> EXERCISE: Here are records with pictures in them. Copy all of them exactly and leave the pictures out.

■ ■ ■ ■ ■ ■ ■

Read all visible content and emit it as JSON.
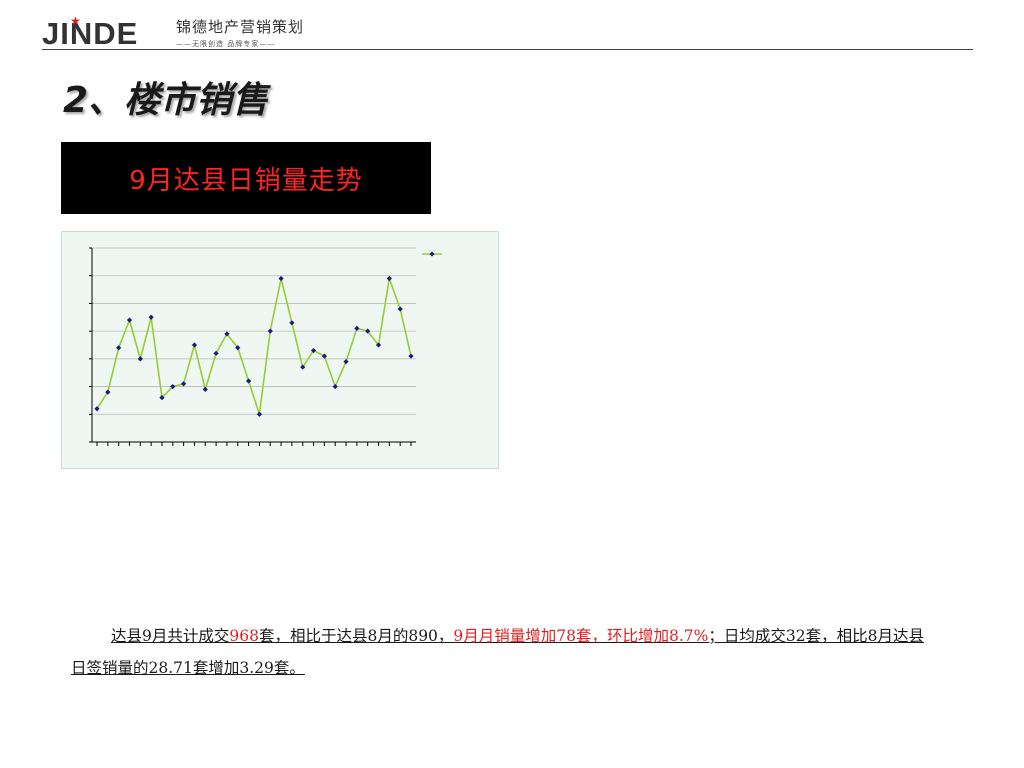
{
  "header": {
    "logo_wordmark": "JINDE",
    "company_name": "锦德地产营销策划",
    "slogan": "——无限创造 品牌专家——"
  },
  "slide": {
    "section_title": "2、楼市销售",
    "chart_title": "9月达县日销量走势"
  },
  "summary": {
    "part1": "达县9月共计成交",
    "total": "968",
    "part2": "套，相比于达县8月的890，",
    "highlight": "9月月销量增加78套，环比增加8.7%",
    "part3": "；日均成交32套，相比8月达县日签销量的28.71套增加3.29套。"
  },
  "colors": {
    "line": "#99cc33",
    "marker": "#1a1a80",
    "chart_background": "#eef7f2",
    "title_background": "#000000",
    "title_text": "#ff2323"
  },
  "chart_data": {
    "type": "line",
    "title": "9月达县日销量走势",
    "x": [
      1,
      2,
      3,
      4,
      5,
      6,
      7,
      8,
      9,
      10,
      11,
      12,
      13,
      14,
      15,
      16,
      17,
      18,
      19,
      20,
      21,
      22,
      23,
      24,
      25,
      26,
      27,
      28,
      29,
      30
    ],
    "series": [
      {
        "values": [
          12,
          18,
          34,
          44,
          30,
          45,
          16,
          20,
          21,
          35,
          19,
          32,
          39,
          34,
          22,
          10,
          40,
          59,
          43,
          27,
          33,
          31,
          20,
          29,
          41,
          40,
          35,
          59,
          48,
          31
        ]
      }
    ],
    "ylim": [
      0,
      70
    ],
    "xlabel": "",
    "ylabel": "",
    "grid": true,
    "legend": "top-right"
  }
}
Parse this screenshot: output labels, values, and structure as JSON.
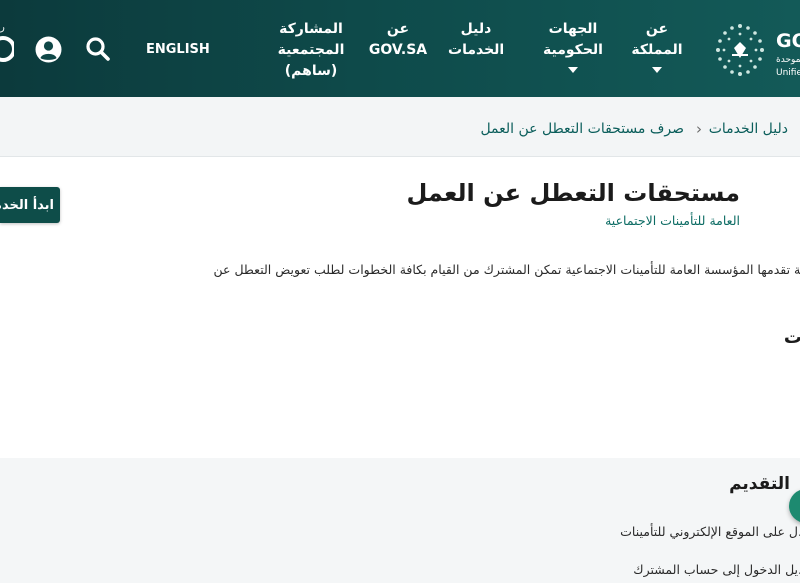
{
  "header": {
    "logo_text": "GO",
    "logo_sub_1": "الموحدة",
    "logo_sub_2": "Unifie",
    "left_logo_text": "ر",
    "nav": [
      {
        "line1": "عن",
        "line2": "المملكة",
        "line3": "",
        "has_caret": true
      },
      {
        "line1": "الجهات",
        "line2": "الحكومية",
        "line3": "",
        "has_caret": true
      },
      {
        "line1": "دليل",
        "line2": "الخدمات",
        "line3": "",
        "has_caret": false
      },
      {
        "line1": "عن",
        "line2": "GOV.SA",
        "line3": "",
        "has_caret": false
      },
      {
        "line1": "المشاركة",
        "line2": "المجتمعية",
        "line3": "(ساهم)",
        "has_caret": false
      }
    ],
    "language_toggle": "ENGLISH",
    "icons": [
      "search-icon",
      "user-icon"
    ]
  },
  "breadcrumb": {
    "items": [
      "دليل الخدمات",
      "صرف مستحقات التعطل عن العمل"
    ],
    "separator": "›"
  },
  "service": {
    "title": "مستحقات التعطل عن العمل",
    "provider": "العامة للتأمينات الاجتماعية",
    "description_line1": "نية تقدمها المؤسسة العامة للتأمينات الاجتماعية تمكن المشترك من القيام بكافة الخطوات لطلب تعويض التعطل عن",
    "description_line2": ").",
    "section_heading_partial": "ت",
    "start_button": "ابدأ الخدمة"
  },
  "steps": {
    "heading": "التقديم",
    "items": [
      "ل على الموقع الإلكتروني للتأمينات.",
      "يل الدخول إلى حساب المشترك."
    ]
  },
  "colors": {
    "header_dark": "#0c3a3c",
    "header_light": "#135a58",
    "accent_text": "#0b5e5b",
    "button": "#0e4d49",
    "fab": "#1d8a70"
  }
}
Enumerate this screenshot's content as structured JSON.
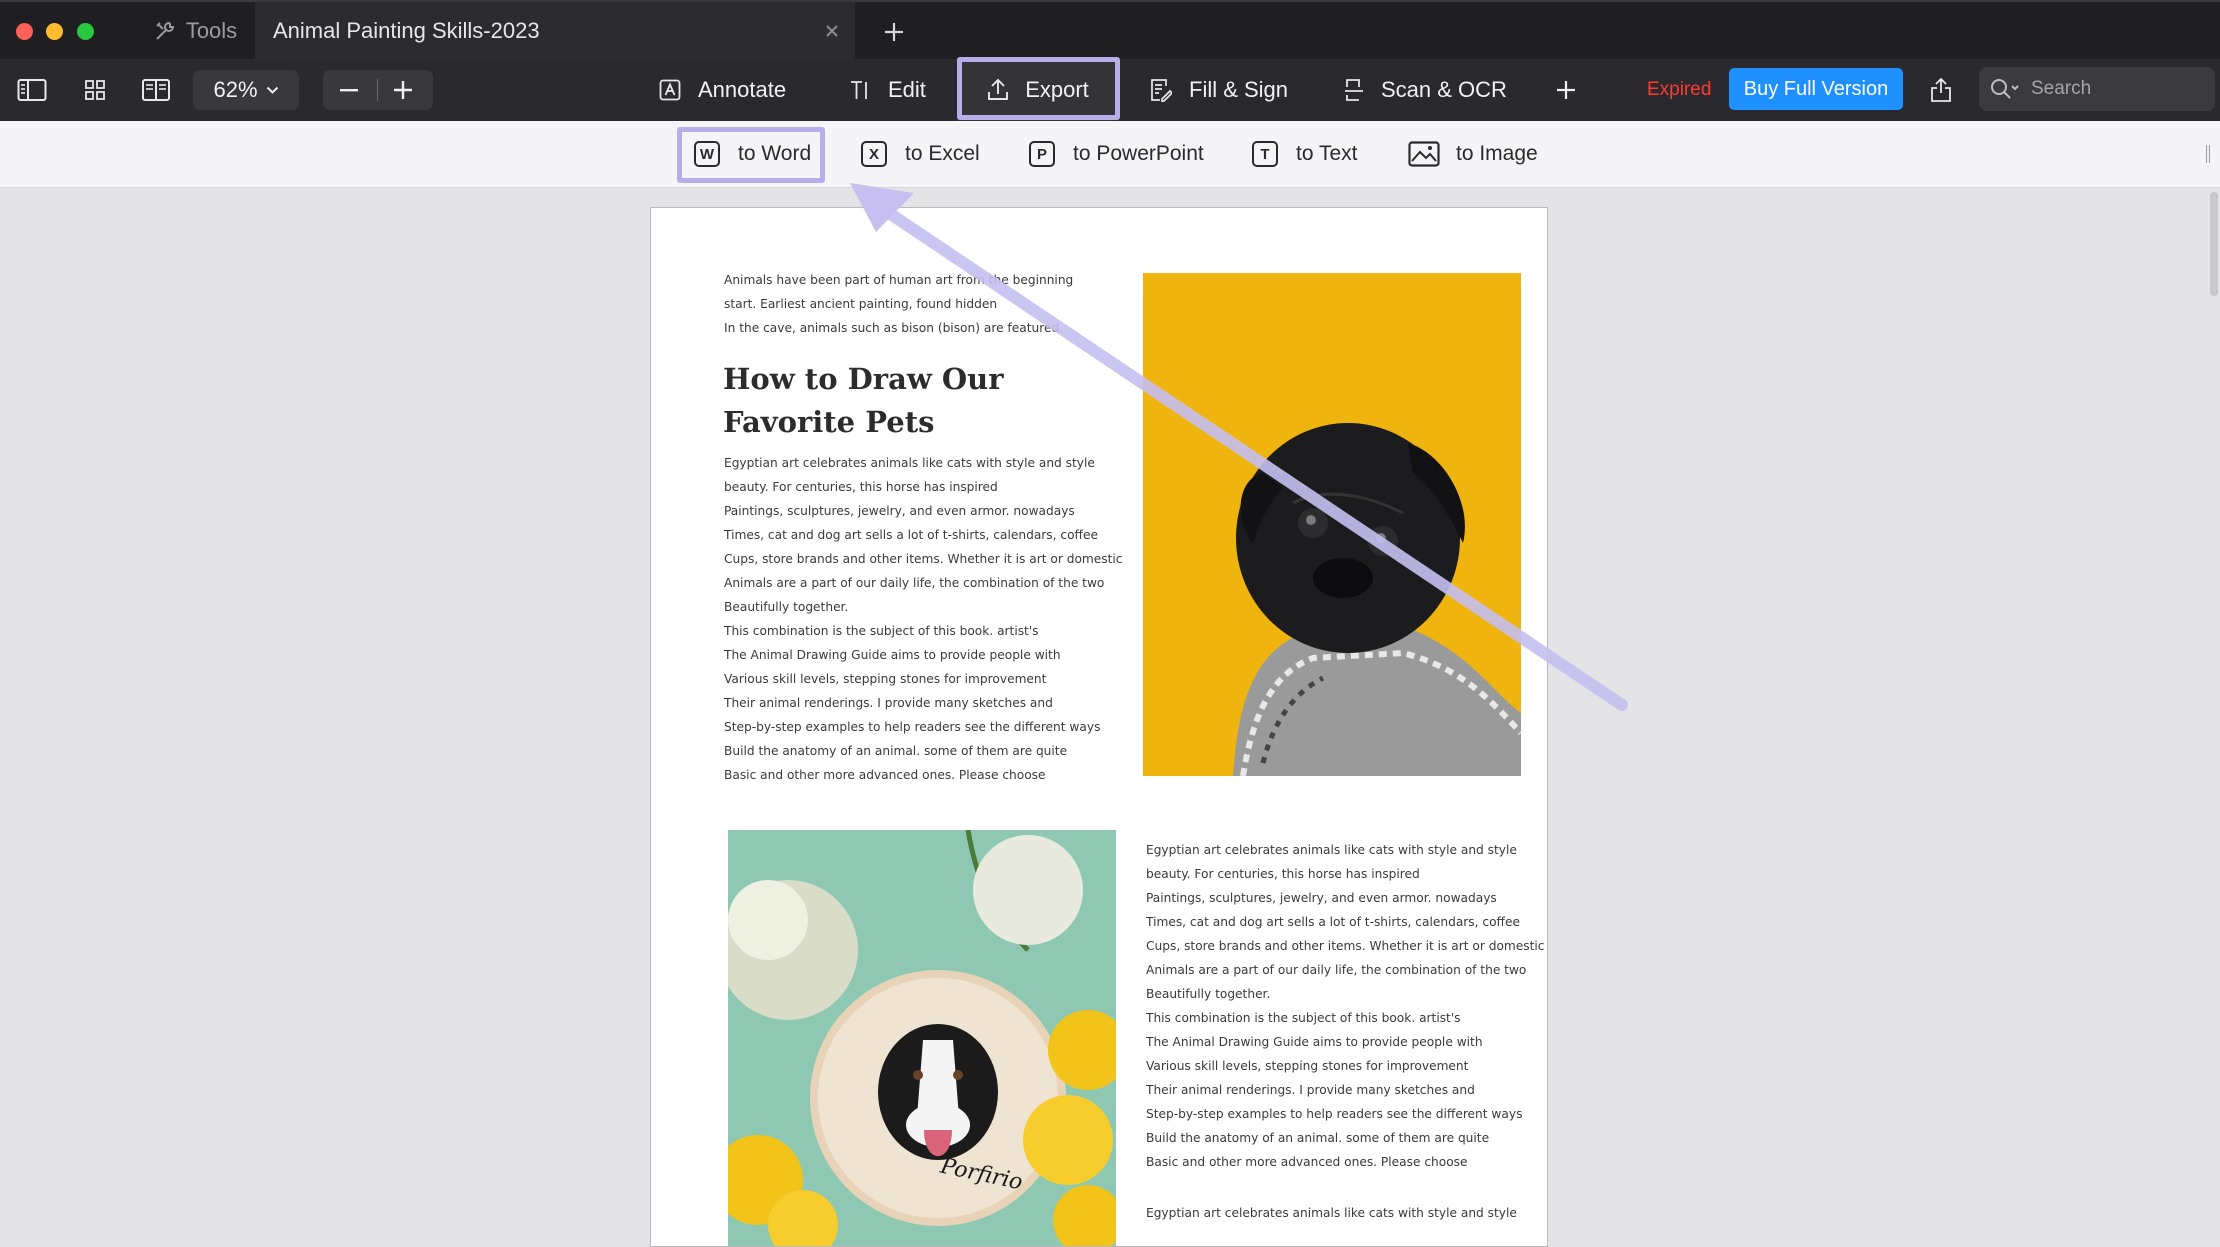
{
  "window": {
    "tabs": [
      {
        "label": "Tools",
        "icon": "tools-icon"
      },
      {
        "label": "Animal Painting Skills-2023",
        "icon": "close-icon"
      }
    ],
    "new_tab_icon": "plus-icon",
    "traffic_lights": {
      "close": "#fe5f57",
      "minimize": "#febc2e",
      "zoom": "#28c840"
    }
  },
  "toolbar": {
    "zoom": "62%",
    "annotate": "Annotate",
    "edit": "Edit",
    "export": "Export",
    "fill_sign": "Fill & Sign",
    "scan_ocr": "Scan & OCR",
    "expired": "Expired",
    "buy": "Buy Full Version",
    "search_placeholder": "Search",
    "colors": {
      "expired": "#ff3b30",
      "buy_bg": "#1e90ff"
    }
  },
  "export_bar": {
    "items": [
      {
        "label": "to Word",
        "badge": "W"
      },
      {
        "label": "to Excel",
        "badge": "X"
      },
      {
        "label": "to PowerPoint",
        "badge": "P"
      },
      {
        "label": "to Text",
        "badge": "T"
      },
      {
        "label": "to Image",
        "badge": ""
      }
    ]
  },
  "document": {
    "intro_lines": [
      "Animals have been part of human art from the beginning",
      "start. Earliest ancient painting, found hidden",
      "In the cave, animals such as bison (bison) are featured."
    ],
    "heading_lines": [
      "How to Draw Our",
      "Favorite Pets"
    ],
    "body_lines": [
      "Egyptian art celebrates animals like cats with style and style",
      "beauty. For centuries, this horse has inspired",
      "Paintings, sculptures, jewelry, and even armor. nowadays",
      "Times, cat and dog art sells a lot of t-shirts, calendars, coffee",
      "Cups, store brands and other items. Whether it is art or domestic",
      "Animals are a part of our daily life, the combination of the two",
      "Beautifully together.",
      "This combination is the subject of this book. artist's",
      "The Animal Drawing Guide aims to provide people with",
      "Various skill levels, stepping stones for improvement",
      "Their animal renderings. I provide many sketches and",
      "Step-by-step examples to help readers see the different ways",
      "Build the anatomy of an animal. some of them are quite",
      "Basic and other more advanced ones. Please choose"
    ],
    "last_line": "Egyptian art celebrates animals like cats with style and style",
    "embroidery_caption": "Porfirio",
    "image_colors": {
      "pug_bg": "#f0b40e",
      "embroidery_bg": "#8fc8b2"
    }
  }
}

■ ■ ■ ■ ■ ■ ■

> PROBLEM SOLUTION:
Read all visible content and emit it as JSON.
{
  "header": {
    "logo_wordmark": "JINDE",
    "company_name": "锦德地产营销策划",
    "slogan": "——无限创造 品牌专家——"
  },
  "slide": {
    "section_title": "2、楼市销售",
    "chart_title": "9月达县日销量走势"
  },
  "summary": {
    "part1": "达县9月共计成交",
    "total": "968",
    "part2": "套，相比于达县8月的890，",
    "highlight": "9月月销量增加78套，环比增加8.7%",
    "part3": "；日均成交32套，相比8月达县日签销量的28.71套增加3.29套。"
  },
  "colors": {
    "line": "#99cc33",
    "marker": "#1a1a80",
    "chart_background": "#eef7f2",
    "title_background": "#000000",
    "title_text": "#ff2323"
  },
  "chart_data": {
    "type": "line",
    "title": "9月达县日销量走势",
    "x": [
      1,
      2,
      3,
      4,
      5,
      6,
      7,
      8,
      9,
      10,
      11,
      12,
      13,
      14,
      15,
      16,
      17,
      18,
      19,
      20,
      21,
      22,
      23,
      24,
      25,
      26,
      27,
      28,
      29,
      30
    ],
    "series": [
      {
        "values": [
          12,
          18,
          34,
          44,
          30,
          45,
          16,
          20,
          21,
          35,
          19,
          32,
          39,
          34,
          22,
          10,
          40,
          59,
          43,
          27,
          33,
          31,
          20,
          29,
          41,
          40,
          35,
          59,
          48,
          31
        ]
      }
    ],
    "ylim": [
      0,
      70
    ],
    "xlabel": "",
    "ylabel": "",
    "grid": true,
    "legend": "top-right"
  }
}
Parse this screenshot: output labels, values, and structure as JSON.
{
  "header": {
    "logo_text": "GO",
    "logo_sub_1": "الموحدة",
    "logo_sub_2": "Unifie",
    "left_logo_text": "ر",
    "nav": [
      {
        "line1": "عن",
        "line2": "المملكة",
        "line3": "",
        "has_caret": true
      },
      {
        "line1": "الجهات",
        "line2": "الحكومية",
        "line3": "",
        "has_caret": true
      },
      {
        "line1": "دليل",
        "line2": "الخدمات",
        "line3": "",
        "has_caret": false
      },
      {
        "line1": "عن",
        "line2": "GOV.SA",
        "line3": "",
        "has_caret": false
      },
      {
        "line1": "المشاركة",
        "line2": "المجتمعية",
        "line3": "(ساهم)",
        "has_caret": false
      }
    ],
    "language_toggle": "ENGLISH",
    "icons": [
      "search-icon",
      "user-icon"
    ]
  },
  "breadcrumb": {
    "items": [
      "دليل الخدمات",
      "صرف مستحقات التعطل عن العمل"
    ],
    "separator": "›"
  },
  "service": {
    "title": "مستحقات التعطل عن العمل",
    "provider": "العامة للتأمينات الاجتماعية",
    "description_line1": "نية تقدمها المؤسسة العامة للتأمينات الاجتماعية تمكن المشترك من القيام بكافة الخطوات لطلب تعويض التعطل عن",
    "description_line2": ").",
    "section_heading_partial": "ت",
    "start_button": "ابدأ الخدمة"
  },
  "steps": {
    "heading": "التقديم",
    "items": [
      "ل على الموقع الإلكتروني للتأمينات.",
      "يل الدخول إلى حساب المشترك."
    ]
  },
  "colors": {
    "header_dark": "#0c3a3c",
    "header_light": "#135a58",
    "accent_text": "#0b5e5b",
    "button": "#0e4d49",
    "fab": "#1d8a70"
  }
}
Enumerate this screenshot's content as structured JSON.
{
  "window": {
    "tabs": [
      {
        "label": "Tools",
        "icon": "tools-icon"
      },
      {
        "label": "Animal Painting Skills-2023",
        "icon": "close-icon"
      }
    ],
    "new_tab_icon": "plus-icon",
    "traffic_lights": {
      "close": "#fe5f57",
      "minimize": "#febc2e",
      "zoom": "#28c840"
    }
  },
  "toolbar": {
    "zoom": "62%",
    "annotate": "Annotate",
    "edit": "Edit",
    "export": "Export",
    "fill_sign": "Fill & Sign",
    "scan_ocr": "Scan & OCR",
    "expired": "Expired",
    "buy": "Buy Full Version",
    "search_placeholder": "Search",
    "colors": {
      "expired": "#ff3b30",
      "buy_bg": "#1e90ff"
    }
  },
  "export_bar": {
    "items": [
      {
        "label": "to Word",
        "badge": "W"
      },
      {
        "label": "to Excel",
        "badge": "X"
      },
      {
        "label": "to PowerPoint",
        "badge": "P"
      },
      {
        "label": "to Text",
        "badge": "T"
      },
      {
        "label": "to Image",
        "badge": ""
      }
    ]
  },
  "document": {
    "intro_lines": [
      "Animals have been part of human art from the beginning",
      "start. Earliest ancient painting, found hidden",
      "In the cave, animals such as bison (bison) are featured."
    ],
    "heading_lines": [
      "How to Draw Our",
      "Favorite Pets"
    ],
    "body_lines": [
      "Egyptian art celebrates animals like cats with style and style",
      "beauty. For centuries, this horse has inspired",
      "Paintings, sculptures, jewelry, and even armor. nowadays",
      "Times, cat and dog art sells a lot of t-shirts, calendars, coffee",
      "Cups, store brands and other items. Whether it is art or domestic",
      "Animals are a part of our daily life, the combination of the two",
      "Beautifully together.",
      "This combination is the subject of this book. artist's",
      "The Animal Drawing Guide aims to provide people with",
      "Various skill levels, stepping stones for improvement",
      "Their animal renderings. I provide many sketches and",
      "Step-by-step examples to help readers see the different ways",
      "Build the anatomy of an animal. some of them are quite",
      "Basic and other more advanced ones. Please choose"
    ],
    "last_line": "Egyptian art celebrates animals like cats with style and style",
    "embroidery_caption": "Porfirio",
    "image_colors": {
      "pug_bg": "#f0b40e",
      "embroidery_bg": "#8fc8b2"
    }
  }
}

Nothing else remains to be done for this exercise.